|International Classification||G06F9/44, G06F9/40|
|Cooperative Classification||G06F9/4443, G06F9/4425|
|European Classification||G06F9/44F1A, G06F9/44W|
|May 28, 2004||AS||Assignment|
Owner name: INTERNATIONAL BUSINESS MACHINES CORPORATION, NEW Y
Free format text: ASSIGNMENT OF ASSIGNORS INTEREST;ASSIGNORS:HARIHARAN, RAJARAMAN;KANNAN, RAMAKRISHNAN;REEL/FRAME:014677/0776
Effective date: 20040210
|Aug 25, 2005||AS||Assignment|
Owner name: INTERNATIONAL BUSINESS MACHINES CORPORATION, NEW Y
Free format text: ASSIGNMENT OF ASSIGNORS INTEREST;ASSIGNORS:HARIHARAN, RAJARAMAN;KANNAN, RAMAKRISHNAN;REEL/FRAME:016668/0240
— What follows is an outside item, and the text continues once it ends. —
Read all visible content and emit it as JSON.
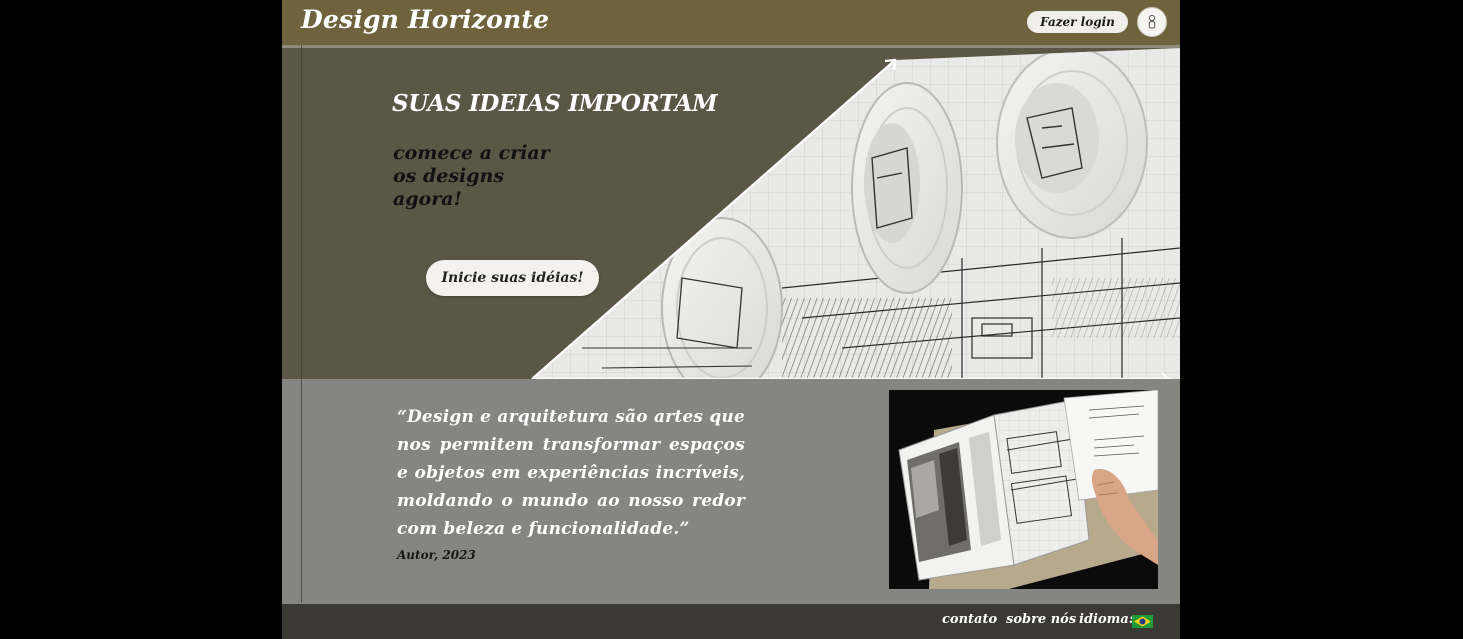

Effective date: 20040210
|Jan 17, 2012||FPAY||Fee payment|
Year of fee payment: 4